Quercetin, technically known as “3,3′,4′,5,7-pentahydroxyflavone”, is a flavonoid found in varying concentrations in many plants including onions, apples, berries, onions and tea.
Quercetin is a powerful antioxidant. Quercetin works by combining with harmful free radical species to form considerably less reactive phenoxy radicals, in effect neutralizing the harmful compounds, according to a 2012 study led by Dr. Shyamala Ganesan of the University of Michigan.
In the test tube, quercetin has demonstrated antiviral properties effective against the herpes simplex virus type 1, poliovirus type 1, parainfluenza virus type 3, adenovirus, respiratory syncytial virus and the influenza virus, according to a 1987 study from Valencia University in Spain.
A 2008 study from The Cleveland Clinic Foundation confirmed that the flavonoid quercetin and its derivative, methylquercetin, effectively inhibit the replication of various viruses.
Quercetin also helps to keep you healthy by inhibiting the formation of cancerous tumors. Quercetin inhibits the growth of pancreatic cancer, according to a 2013 study from Hirshberg Laboratories for Pancreatic Cancer Research, Department of Surgery, David Geffen School of Medicine at UCLA.
The UCLA study also noted that other studies have found that quercetin lowers the risk of colon cancer among non-smokers and former smokers, lowers the risk for esophageal cancer, is associated with a reduced risk for prostate cancer and has been linked with lower rates of lung cancer.
Stepping back from this research, the picture that emerges is that eating fruits and vegetables rich in quercetin not only keeps you from getting sick from relatively harmless conditions such as the common cold but also offers broad, powerful protection against chronic and serious diseases such as cancer.
Which foods are rich in quercetin? One of the foods richest in quercetin are capers, which contain 180 mg/100 mg; red onions, raw, contain 19.93 mg 100 mg; white onions raw contain 5.19 mg; apples with the skin contain 4.42 mg, cocoa powder contains 20.13 mg/100 g. Less common foods rich in quercetin include fresh dill weed (55 mg/100 mg), raw dock leaves (86.2 mg/100 mg) and raw lovage leaves (170 mg/100 mg).
Get Enough Sleep to Avoid Colds
People who don’t get enough sleep, get more colds. People who do not get at least 6 hours of sleep per night are much higher risk for getting colds, a study has found. The study in 2015, led by Dr. Aric Prather of the University of California took 164 people between the ages of 29 and 55 and monitored their sleep patterns by having them wear a wrist monitor (wrist actigraphy) for 7 days. They then were quarantined and intentionally given nasal drops with the rhinovirus, the virus which causes colds.
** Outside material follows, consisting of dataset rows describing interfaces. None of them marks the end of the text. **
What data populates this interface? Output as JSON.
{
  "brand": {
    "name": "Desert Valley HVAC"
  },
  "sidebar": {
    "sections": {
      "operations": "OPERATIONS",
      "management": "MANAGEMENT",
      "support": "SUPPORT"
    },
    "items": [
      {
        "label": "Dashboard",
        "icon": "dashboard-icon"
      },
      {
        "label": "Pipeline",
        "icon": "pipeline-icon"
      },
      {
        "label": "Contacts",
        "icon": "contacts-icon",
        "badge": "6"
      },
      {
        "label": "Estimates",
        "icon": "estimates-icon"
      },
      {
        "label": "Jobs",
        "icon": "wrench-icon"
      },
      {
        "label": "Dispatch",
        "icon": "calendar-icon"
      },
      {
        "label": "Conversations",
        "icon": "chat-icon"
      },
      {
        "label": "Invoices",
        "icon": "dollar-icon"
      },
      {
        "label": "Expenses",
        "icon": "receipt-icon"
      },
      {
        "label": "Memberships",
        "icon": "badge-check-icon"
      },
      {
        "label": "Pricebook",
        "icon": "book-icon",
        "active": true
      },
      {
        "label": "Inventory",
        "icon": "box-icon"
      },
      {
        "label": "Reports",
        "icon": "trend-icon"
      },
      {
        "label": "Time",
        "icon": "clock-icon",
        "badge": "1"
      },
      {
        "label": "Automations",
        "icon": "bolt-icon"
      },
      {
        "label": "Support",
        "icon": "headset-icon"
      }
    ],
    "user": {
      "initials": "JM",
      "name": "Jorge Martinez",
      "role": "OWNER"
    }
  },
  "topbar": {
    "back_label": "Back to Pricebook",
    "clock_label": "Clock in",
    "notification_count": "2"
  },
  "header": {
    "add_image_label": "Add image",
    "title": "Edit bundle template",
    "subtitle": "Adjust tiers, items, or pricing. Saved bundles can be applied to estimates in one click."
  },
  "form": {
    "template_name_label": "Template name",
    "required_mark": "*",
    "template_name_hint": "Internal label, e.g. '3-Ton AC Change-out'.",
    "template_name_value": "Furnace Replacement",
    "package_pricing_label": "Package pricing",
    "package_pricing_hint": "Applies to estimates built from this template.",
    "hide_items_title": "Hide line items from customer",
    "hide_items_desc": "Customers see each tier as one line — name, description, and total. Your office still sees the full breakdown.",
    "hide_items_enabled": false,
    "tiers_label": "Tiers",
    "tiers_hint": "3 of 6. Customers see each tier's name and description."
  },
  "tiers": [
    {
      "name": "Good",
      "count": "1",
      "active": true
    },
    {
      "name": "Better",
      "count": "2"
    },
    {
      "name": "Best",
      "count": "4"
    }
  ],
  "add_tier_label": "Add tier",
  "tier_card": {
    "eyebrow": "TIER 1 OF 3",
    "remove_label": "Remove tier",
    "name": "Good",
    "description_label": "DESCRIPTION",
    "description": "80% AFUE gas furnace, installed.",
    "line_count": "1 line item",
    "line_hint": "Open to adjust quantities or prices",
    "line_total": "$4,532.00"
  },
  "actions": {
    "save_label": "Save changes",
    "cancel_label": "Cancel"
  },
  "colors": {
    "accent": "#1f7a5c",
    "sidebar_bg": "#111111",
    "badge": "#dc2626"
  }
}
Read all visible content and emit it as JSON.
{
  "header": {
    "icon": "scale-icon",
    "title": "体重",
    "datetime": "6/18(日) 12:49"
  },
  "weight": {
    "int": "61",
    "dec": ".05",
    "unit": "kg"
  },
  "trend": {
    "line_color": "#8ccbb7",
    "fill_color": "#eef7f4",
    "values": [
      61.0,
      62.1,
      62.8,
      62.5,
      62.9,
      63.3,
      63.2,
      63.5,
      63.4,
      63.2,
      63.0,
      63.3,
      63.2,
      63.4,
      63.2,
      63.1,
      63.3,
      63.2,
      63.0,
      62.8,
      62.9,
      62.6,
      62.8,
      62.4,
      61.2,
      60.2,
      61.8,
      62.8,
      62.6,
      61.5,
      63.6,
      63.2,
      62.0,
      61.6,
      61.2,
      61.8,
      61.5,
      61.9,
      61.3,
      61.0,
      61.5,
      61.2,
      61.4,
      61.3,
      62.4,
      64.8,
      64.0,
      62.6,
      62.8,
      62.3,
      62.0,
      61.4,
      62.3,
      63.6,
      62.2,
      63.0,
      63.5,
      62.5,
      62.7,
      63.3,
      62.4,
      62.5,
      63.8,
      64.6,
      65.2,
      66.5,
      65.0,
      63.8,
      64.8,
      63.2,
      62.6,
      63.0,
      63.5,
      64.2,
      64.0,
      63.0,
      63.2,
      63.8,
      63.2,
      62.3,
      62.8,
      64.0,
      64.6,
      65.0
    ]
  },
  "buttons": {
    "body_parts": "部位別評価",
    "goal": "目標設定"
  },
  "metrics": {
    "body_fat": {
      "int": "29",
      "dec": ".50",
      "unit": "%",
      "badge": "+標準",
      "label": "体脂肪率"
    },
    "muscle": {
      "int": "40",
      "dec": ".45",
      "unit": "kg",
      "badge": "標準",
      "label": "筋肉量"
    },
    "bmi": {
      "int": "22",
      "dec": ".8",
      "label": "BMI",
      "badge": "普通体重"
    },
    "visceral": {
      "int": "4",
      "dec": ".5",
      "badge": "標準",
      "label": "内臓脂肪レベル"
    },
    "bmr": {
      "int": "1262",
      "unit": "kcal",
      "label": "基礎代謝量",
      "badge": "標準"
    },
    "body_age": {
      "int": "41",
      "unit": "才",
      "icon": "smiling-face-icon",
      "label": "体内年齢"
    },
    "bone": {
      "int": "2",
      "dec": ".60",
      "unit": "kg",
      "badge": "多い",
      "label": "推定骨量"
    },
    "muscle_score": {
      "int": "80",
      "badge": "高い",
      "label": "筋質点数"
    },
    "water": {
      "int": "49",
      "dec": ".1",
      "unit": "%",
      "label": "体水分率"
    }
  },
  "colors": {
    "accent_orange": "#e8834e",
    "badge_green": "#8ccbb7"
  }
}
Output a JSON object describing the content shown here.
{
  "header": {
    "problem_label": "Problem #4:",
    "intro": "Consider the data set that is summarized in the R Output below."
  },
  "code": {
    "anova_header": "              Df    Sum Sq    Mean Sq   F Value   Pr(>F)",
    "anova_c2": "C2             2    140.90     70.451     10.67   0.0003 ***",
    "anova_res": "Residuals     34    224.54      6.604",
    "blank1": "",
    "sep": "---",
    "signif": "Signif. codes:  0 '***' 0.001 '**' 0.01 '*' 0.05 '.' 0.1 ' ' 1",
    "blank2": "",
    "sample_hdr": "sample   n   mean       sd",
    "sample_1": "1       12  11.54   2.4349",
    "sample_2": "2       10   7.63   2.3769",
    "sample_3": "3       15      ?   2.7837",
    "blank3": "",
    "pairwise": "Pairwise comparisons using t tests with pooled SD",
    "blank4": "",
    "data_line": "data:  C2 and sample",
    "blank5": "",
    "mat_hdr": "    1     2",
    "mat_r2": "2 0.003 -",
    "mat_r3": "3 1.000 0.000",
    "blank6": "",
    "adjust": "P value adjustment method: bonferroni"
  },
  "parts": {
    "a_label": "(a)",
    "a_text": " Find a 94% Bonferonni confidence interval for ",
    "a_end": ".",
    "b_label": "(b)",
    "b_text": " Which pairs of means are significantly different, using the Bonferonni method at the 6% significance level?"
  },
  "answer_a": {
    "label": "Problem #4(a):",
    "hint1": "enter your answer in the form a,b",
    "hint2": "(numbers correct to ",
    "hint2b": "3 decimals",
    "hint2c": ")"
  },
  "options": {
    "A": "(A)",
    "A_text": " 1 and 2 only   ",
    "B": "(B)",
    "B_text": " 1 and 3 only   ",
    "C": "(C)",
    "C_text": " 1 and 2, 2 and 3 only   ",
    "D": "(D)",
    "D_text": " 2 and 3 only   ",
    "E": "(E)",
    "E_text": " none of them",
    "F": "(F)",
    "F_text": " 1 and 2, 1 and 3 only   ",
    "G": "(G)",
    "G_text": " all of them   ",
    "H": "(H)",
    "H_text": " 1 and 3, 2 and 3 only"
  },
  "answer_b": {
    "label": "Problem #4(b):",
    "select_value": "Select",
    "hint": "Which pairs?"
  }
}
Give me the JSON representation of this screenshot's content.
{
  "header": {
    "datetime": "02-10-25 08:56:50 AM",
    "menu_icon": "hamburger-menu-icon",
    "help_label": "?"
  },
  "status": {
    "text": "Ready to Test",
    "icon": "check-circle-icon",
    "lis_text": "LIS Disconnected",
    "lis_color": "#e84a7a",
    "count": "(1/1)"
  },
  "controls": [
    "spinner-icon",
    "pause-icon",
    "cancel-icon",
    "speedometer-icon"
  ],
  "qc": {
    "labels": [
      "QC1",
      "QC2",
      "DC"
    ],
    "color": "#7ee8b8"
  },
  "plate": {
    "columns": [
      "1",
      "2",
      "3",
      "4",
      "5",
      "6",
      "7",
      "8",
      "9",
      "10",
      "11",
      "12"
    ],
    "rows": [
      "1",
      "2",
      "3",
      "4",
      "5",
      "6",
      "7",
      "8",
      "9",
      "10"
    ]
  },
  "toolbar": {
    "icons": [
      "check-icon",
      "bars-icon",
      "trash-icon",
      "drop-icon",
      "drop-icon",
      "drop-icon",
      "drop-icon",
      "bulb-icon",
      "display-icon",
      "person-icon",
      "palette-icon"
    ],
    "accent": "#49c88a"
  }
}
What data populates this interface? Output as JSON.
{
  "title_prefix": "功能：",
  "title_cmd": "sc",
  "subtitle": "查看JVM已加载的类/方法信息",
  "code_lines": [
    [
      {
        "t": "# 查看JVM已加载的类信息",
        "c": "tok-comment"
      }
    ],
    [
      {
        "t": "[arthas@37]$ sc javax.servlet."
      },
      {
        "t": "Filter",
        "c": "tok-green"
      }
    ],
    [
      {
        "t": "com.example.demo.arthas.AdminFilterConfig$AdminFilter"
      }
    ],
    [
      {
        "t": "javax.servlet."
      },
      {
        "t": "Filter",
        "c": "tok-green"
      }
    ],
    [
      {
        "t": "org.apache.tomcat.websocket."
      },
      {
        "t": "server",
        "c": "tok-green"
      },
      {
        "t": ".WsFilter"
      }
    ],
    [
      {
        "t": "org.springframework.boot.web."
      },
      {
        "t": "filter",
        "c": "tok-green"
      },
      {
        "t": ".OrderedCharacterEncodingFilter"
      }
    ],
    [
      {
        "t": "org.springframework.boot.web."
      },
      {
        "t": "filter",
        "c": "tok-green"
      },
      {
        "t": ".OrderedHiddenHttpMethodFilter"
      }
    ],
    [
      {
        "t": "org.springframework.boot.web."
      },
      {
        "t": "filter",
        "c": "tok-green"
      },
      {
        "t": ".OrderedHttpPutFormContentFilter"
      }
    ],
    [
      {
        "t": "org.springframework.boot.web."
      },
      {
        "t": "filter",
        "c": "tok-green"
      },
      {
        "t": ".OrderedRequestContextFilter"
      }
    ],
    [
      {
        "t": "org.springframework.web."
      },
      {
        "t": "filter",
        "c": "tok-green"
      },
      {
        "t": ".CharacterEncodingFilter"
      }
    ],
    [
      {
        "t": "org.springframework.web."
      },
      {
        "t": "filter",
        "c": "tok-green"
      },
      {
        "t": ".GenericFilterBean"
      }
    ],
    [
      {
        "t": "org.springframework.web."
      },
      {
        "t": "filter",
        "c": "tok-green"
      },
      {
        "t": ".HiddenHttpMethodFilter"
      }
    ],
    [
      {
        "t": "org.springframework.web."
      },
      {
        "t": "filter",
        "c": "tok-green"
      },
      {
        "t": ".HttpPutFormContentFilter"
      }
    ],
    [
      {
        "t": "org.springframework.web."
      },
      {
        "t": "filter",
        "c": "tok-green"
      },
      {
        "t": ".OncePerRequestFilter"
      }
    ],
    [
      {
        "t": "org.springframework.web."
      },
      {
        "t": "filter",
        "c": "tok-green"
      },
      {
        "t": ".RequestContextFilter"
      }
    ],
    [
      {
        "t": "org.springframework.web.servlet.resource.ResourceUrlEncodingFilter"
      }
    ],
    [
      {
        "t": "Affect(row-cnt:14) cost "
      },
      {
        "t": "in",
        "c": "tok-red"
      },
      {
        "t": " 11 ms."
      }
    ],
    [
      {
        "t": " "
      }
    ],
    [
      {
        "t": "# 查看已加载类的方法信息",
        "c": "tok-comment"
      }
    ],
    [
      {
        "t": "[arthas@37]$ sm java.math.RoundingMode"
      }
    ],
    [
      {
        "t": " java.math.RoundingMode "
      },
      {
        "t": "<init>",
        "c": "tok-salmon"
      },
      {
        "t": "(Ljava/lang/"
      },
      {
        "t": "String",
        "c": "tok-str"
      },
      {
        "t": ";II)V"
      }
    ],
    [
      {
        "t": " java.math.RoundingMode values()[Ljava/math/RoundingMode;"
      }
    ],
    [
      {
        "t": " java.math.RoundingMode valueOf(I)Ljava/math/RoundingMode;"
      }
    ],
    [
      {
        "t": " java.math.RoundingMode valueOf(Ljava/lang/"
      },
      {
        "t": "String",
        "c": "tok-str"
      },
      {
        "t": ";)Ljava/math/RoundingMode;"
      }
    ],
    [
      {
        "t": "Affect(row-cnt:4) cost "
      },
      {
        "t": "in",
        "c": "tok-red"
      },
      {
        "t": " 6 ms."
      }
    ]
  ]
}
Here is the startling discovery the scientists made. Those who sleep fewer than 5 hours or less at night are 4.5 times more likely to get a cold. Those who sleep fewer than 6 hours per night are 4.24 higher risk for getting a cold. Those who sleep more than 7 hours did not get a cold. These longer sleepers were not affected at all by the exposure to the rhinovirus.